Sen keeps busy translating literary work and running a small catering business. Sen's busy schedule, however, hides a personal tragedy. "When my 23-year-old daughter died, I went into a shell. It was my elder daughter who encouraged me to do something to keep busy. I am thankful that I listened to her. These creative pursuits have rejuvenated me," she says.
Kiran Rampuria, 51, a member of Old Wine, is inspired by Sen's tireless enthusiasm. "I do keep busy with work at home, but I crave for something beyond that. I want a little time for myself, to exchange ideas with people my age, and also to learn and do something creative," she says. She used to paint before she got married. "But all that's gone now." Today, she is thinking of reviving her hobby and, perhaps, exhibiting her work to fellow members.
People today are living better and their health is improving. When they are older, they are still energetic enough to take on many challenges. What they lack is the opportunity to do so, and this tells on their sense of well-being. Loneliness, alienation and the lack of things to do are some of the common problems that elderly people grapple with.
The situation could further aggravate as the number of elderly people in India increases. According to the Census 2001, the proportion of people over 60 has crossed 7 per cent of India's 1.02 billion population, qualifying it as an 'ageing' country (as defined by the United Nations). A rapid transition from high to relatively lower mortality and fertility has fundamentally altered the age composition of India's population, says demographer P P Talwar. The 2001 census shows that India's population is steadily ageing; it is estimated at 76 million at present - currently the second-largest in the world, according to World Health Organization figures. Projection studies indicate that the number of 60+ people in India will increase to 100 million in 2013 and 198 million in 2030.
Kakkar now plans to expand the Old Wine concept well beyond its current scope, in consultation with members. She also hopes to rope in charitable organizations, corporate houses and organizations like Dignity Foundation to collaborate on projects. "We need a space where people can meet on their 'club' day, which is at present a monthly affair. There could be musical functions, story-telling sessions, acting - anything the members would like to do. People can teach others too. In fact, the American Association of Retired Persons - a leading non-profit organization - recommends learning new things, creating memory strategies, socializing, exercise and a healthy diet to prevent the onset of Alzheimer's.

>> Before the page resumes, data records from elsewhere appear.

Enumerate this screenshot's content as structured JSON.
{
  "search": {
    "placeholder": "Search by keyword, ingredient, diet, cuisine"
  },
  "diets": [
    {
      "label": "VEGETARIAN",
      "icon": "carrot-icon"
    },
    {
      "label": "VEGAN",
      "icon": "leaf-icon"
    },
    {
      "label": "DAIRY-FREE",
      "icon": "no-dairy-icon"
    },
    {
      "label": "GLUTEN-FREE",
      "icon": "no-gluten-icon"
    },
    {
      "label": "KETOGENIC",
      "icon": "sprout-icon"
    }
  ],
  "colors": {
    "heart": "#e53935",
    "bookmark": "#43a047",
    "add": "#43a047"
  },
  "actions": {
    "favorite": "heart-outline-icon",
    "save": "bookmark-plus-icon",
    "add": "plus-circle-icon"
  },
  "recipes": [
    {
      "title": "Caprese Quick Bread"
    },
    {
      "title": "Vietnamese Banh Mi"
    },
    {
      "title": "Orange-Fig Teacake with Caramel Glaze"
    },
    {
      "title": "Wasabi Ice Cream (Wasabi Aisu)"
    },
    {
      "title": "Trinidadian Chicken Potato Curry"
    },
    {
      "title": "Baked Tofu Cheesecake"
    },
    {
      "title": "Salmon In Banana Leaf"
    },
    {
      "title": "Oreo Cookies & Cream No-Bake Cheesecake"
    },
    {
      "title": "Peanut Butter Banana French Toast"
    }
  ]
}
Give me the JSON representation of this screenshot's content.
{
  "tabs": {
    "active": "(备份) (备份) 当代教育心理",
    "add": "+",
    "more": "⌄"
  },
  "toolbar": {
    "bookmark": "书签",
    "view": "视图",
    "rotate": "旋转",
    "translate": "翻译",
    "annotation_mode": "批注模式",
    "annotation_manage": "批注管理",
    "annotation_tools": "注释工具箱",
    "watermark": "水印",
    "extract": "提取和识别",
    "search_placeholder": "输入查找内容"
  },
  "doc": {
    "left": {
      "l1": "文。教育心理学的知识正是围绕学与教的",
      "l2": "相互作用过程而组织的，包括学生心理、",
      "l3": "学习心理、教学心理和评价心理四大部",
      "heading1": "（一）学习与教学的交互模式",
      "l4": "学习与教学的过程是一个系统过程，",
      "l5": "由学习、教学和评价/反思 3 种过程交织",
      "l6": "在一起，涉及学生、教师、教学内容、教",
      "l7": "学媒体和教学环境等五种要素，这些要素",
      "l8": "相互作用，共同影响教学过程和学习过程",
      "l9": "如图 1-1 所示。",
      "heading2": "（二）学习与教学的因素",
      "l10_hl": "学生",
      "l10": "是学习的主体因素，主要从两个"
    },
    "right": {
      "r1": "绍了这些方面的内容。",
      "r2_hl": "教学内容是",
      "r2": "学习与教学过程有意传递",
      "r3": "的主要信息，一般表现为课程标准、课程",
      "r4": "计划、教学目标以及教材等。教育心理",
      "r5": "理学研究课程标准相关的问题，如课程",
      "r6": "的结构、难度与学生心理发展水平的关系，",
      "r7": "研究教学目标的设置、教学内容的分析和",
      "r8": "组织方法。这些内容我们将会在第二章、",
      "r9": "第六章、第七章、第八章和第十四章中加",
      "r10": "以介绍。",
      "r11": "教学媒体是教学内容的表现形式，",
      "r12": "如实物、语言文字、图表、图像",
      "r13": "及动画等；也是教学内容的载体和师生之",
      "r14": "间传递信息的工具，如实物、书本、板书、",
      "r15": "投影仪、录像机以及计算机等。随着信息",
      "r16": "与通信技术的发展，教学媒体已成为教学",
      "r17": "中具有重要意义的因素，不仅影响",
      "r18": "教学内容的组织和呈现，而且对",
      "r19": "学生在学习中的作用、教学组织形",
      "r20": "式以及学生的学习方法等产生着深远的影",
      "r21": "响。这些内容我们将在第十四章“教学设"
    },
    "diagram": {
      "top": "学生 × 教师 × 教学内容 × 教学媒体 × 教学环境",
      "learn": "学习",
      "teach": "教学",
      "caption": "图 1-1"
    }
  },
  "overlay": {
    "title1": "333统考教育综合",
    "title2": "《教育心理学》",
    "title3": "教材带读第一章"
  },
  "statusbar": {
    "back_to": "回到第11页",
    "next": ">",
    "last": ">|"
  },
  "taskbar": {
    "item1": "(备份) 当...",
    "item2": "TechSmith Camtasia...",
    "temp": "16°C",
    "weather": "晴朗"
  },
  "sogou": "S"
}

Bir Sankar Banerjee, 65, is a health and environment consultant and a member of Old Wine. He goes swimming every morning and generally keeps fit. He feels that the idea of Old Wine is great, but that help must come in from others too. "Elderly people may not be able to spend much, and this initiative will need support to survive. Personally, I find the idea very exciting," he says. At the moment, membership is free. Kaka feels, though, that once it is a little more organized, there should be a small membership fee - "There must be a sense of ownership. And involvement."